DATA PROVIDED Block Start

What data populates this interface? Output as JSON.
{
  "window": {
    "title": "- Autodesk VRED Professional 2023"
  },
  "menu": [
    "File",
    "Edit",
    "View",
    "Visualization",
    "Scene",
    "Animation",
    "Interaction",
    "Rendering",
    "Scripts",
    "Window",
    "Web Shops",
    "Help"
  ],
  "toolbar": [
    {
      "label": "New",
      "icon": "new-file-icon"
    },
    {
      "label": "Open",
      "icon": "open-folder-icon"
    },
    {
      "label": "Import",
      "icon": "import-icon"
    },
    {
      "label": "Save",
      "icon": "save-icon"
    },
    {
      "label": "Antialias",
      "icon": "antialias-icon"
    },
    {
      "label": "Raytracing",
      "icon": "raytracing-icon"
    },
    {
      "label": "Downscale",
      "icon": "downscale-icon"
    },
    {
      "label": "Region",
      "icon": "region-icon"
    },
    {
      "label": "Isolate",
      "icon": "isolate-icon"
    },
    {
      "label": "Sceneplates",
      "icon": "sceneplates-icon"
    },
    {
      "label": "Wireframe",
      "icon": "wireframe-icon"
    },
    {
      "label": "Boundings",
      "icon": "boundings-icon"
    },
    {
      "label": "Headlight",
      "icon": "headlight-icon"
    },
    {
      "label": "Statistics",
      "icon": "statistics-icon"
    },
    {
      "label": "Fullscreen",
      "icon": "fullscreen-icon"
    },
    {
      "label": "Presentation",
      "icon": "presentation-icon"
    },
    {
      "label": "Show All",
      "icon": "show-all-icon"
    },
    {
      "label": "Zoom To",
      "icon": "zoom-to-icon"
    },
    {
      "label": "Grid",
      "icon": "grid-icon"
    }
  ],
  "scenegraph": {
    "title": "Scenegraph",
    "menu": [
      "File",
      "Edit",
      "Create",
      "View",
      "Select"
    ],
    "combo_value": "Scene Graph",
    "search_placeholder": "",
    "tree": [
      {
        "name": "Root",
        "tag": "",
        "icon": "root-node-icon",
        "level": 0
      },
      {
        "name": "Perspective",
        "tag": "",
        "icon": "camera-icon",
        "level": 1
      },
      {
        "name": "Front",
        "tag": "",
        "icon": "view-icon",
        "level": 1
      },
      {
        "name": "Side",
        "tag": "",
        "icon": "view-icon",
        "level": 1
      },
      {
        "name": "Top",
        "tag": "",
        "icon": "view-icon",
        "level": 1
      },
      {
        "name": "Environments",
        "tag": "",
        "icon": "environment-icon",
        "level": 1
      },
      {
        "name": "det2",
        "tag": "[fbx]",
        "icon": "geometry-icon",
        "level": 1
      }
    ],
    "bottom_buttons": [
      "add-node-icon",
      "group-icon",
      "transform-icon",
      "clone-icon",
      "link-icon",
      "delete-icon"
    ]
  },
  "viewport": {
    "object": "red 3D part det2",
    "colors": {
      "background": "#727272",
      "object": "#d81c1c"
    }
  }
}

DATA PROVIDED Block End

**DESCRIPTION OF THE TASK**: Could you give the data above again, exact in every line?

**SOLUTION TO THE PROBLEM**:
What data populates this interface? Output as JSON.
{
  "window": {
    "title": "- Autodesk VRED Professional 2023"
  },
  "menu": [
    "File",
    "Edit",
    "View",
    "Visualization",
    "Scene",
    "Animation",
    "Interaction",
    "Rendering",
    "Scripts",
    "Window",
    "Web Shops",
    "Help"
  ],
  "toolbar": [
    {
      "label": "New",
      "icon": "new-file-icon"
    },
    {
      "label": "Open",
      "icon": "open-folder-icon"
    },
    {
      "label": "Import",
      "icon": "import-icon"
    },
    {
      "label": "Save",
      "icon": "save-icon"
    },
    {
      "label": "Antialias",
      "icon": "antialias-icon"
    },
    {
      "label": "Raytracing",
      "icon": "raytracing-icon"
    },
    {
      "label": "Downscale",
      "icon": "downscale-icon"
    },
    {
      "label": "Region",
      "icon": "region-icon"
    },
    {
      "label": "Isolate",
      "icon": "isolate-icon"
    },
    {
      "label": "Sceneplates",
      "icon": "sceneplates-icon"
    },
    {
      "label": "Wireframe",
      "icon": "wireframe-icon"
    },
    {
      "label": "Boundings",
      "icon": "boundings-icon"
    },
    {
      "label": "Headlight",
      "icon": "headlight-icon"
    },
    {
      "label": "Statistics",
      "icon": "statistics-icon"
    },
    {
      "label": "Fullscreen",
      "icon": "fullscreen-icon"
    },
    {
      "label": "Presentation",
      "icon": "presentation-icon"
    },
    {
      "label": "Show All",
      "icon": "show-all-icon"
    },
    {
      "label": "Zoom To",
      "icon": "zoom-to-icon"
    },
    {
      "label": "Grid",
      "icon": "grid-icon"
    }
  ],
  "scenegraph": {
    "title": "Scenegraph",
    "menu": [
      "File",
      "Edit",
      "Create",
      "View",
      "Select"
    ],
    "combo_value": "Scene Graph",
    "search_placeholder": "",
    "tree": [
      {
        "name": "Root",
        "tag": "",
        "icon": "root-node-icon",
        "level": 0
      },
      {
        "name": "Perspective",
        "tag": "",
        "icon": "camera-icon",
        "level": 1
      },
      {
        "name": "Front",
        "tag": "",
        "icon": "view-icon",
        "level": 1
      },
      {
        "name": "Side",
        "tag": "",
        "icon": "view-icon",
        "level": 1
      },
      {
        "name": "Top",
        "tag": "",
        "icon": "view-icon",
        "level": 1
      },
      {
        "name": "Environments",
        "tag": "",
        "icon": "environment-icon",
        "level": 1
      },
      {
        "name": "det2",
        "tag": "[fbx]",
        "icon": "geometry-icon",
        "level": 1
      }
    ],
    "bottom_buttons": [
      "add-node-icon",
      "group-icon",
      "transform-icon",
      "clone-icon",
      "link-icon",
      "delete-icon"
    ]
  },
  "viewport": {
    "object": "red 3D part det2",
    "colors": {
      "background": "#727272",
      "object": "#d81c1c"
    }
  }
}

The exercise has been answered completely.